_What this task involves_. Where a record contains a picture, omit the picture and repeat the rest exactly.

_Records for this task_.
::::

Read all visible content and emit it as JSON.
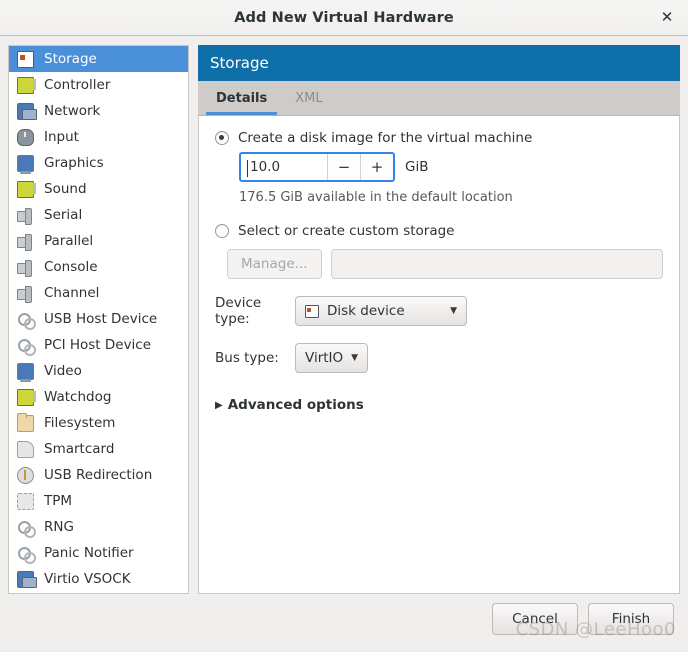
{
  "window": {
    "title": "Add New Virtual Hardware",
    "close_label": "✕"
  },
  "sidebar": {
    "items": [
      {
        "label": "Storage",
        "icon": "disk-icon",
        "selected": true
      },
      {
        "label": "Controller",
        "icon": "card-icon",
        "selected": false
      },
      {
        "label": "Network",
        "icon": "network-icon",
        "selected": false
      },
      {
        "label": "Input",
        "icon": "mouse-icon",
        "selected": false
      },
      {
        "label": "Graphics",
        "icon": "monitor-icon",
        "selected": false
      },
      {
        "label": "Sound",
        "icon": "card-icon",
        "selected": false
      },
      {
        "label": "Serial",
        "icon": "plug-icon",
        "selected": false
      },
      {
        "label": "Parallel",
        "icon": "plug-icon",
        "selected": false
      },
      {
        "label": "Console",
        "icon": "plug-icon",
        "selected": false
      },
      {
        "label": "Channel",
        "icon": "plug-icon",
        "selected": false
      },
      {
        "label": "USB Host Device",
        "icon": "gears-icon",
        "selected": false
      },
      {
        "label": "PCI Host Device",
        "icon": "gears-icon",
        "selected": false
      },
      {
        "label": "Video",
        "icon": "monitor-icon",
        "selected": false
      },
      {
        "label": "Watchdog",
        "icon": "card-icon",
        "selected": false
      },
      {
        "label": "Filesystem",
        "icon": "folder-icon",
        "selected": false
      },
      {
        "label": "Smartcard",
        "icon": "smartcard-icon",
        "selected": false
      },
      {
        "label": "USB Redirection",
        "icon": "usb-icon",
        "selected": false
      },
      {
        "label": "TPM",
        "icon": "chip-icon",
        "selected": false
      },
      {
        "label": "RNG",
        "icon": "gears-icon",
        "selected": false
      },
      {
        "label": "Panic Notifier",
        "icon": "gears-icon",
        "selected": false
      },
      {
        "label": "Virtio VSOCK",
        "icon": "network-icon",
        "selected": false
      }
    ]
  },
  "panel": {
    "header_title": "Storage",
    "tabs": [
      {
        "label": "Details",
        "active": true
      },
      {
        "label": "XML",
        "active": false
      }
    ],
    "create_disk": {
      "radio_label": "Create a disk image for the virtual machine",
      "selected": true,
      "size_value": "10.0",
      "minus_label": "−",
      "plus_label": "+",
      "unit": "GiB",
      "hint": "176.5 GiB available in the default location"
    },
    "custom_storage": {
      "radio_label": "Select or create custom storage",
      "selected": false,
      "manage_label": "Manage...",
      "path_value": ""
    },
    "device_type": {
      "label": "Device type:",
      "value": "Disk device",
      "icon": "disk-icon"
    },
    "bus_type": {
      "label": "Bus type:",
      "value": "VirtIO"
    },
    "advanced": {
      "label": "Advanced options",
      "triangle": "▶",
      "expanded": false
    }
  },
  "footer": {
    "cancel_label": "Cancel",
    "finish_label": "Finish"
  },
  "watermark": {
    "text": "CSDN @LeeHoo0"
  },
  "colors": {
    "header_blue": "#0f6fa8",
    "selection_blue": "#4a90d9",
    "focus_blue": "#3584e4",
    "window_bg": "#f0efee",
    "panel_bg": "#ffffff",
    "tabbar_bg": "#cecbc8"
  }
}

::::

_Expected answer_.
Read all visible content and emit it as JSON.
{
  "window": {
    "title": "Add New Virtual Hardware",
    "close_label": "✕"
  },
  "sidebar": {
    "items": [
      {
        "label": "Storage",
        "icon": "disk-icon",
        "selected": true
      },
      {
        "label": "Controller",
        "icon": "card-icon",
        "selected": false
      },
      {
        "label": "Network",
        "icon": "network-icon",
        "selected": false
      },
      {
        "label": "Input",
        "icon": "mouse-icon",
        "selected": false
      },
      {
        "label": "Graphics",
        "icon": "monitor-icon",
        "selected": false
      },
      {
        "label": "Sound",
        "icon": "card-icon",
        "selected": false
      },
      {
        "label": "Serial",
        "icon": "plug-icon",
        "selected": false
      },
      {
        "label": "Parallel",
        "icon": "plug-icon",
        "selected": false
      },
      {
        "label": "Console",
        "icon": "plug-icon",
        "selected": false
      },
      {
        "label": "Channel",
        "icon": "plug-icon",
        "selected": false
      },
      {
        "label": "USB Host Device",
        "icon": "gears-icon",
        "selected": false
      },
      {
        "label": "PCI Host Device",
        "icon": "gears-icon",
        "selected": false
      },
      {
        "label": "Video",
        "icon": "monitor-icon",
        "selected": false
      },
      {
        "label": "Watchdog",
        "icon": "card-icon",
        "selected": false
      },
      {
        "label": "Filesystem",
        "icon": "folder-icon",
        "selected": false
      },
      {
        "label": "Smartcard",
        "icon": "smartcard-icon",
        "selected": false
      },
      {
        "label": "USB Redirection",
        "icon": "usb-icon",
        "selected": false
      },
      {
        "label": "TPM",
        "icon": "chip-icon",
        "selected": false
      },
      {
        "label": "RNG",
        "icon": "gears-icon",
        "selected": false
      },
      {
        "label": "Panic Notifier",
        "icon": "gears-icon",
        "selected": false
      },
      {
        "label": "Virtio VSOCK",
        "icon": "network-icon",
        "selected": false
      }
    ]
  },
  "panel": {
    "header_title": "Storage",
    "tabs": [
      {
        "label": "Details",
        "active": true
      },
      {
        "label": "XML",
        "active": false
      }
    ],
    "create_disk": {
      "radio_label": "Create a disk image for the virtual machine",
      "selected": true,
      "size_value": "10.0",
      "minus_label": "−",
      "plus_label": "+",
      "unit": "GiB",
      "hint": "176.5 GiB available in the default location"
    },
    "custom_storage": {
      "radio_label": "Select or create custom storage",
      "selected": false,
      "manage_label": "Manage...",
      "path_value": ""
    },
    "device_type": {
      "label": "Device type:",
      "value": "Disk device",
      "icon": "disk-icon"
    },
    "bus_type": {
      "label": "Bus type:",
      "value": "VirtIO"
    },
    "advanced": {
      "label": "Advanced options",
      "triangle": "▶",
      "expanded": false
    }
  },
  "footer": {
    "cancel_label": "Cancel",
    "finish_label": "Finish"
  },
  "watermark": {
    "text": "CSDN @LeeHoo0"
  },
  "colors": {
    "header_blue": "#0f6fa8",
    "selection_blue": "#4a90d9",
    "focus_blue": "#3584e4",
    "window_bg": "#f0efee",
    "panel_bg": "#ffffff",
    "tabbar_bg": "#cecbc8"
  }
}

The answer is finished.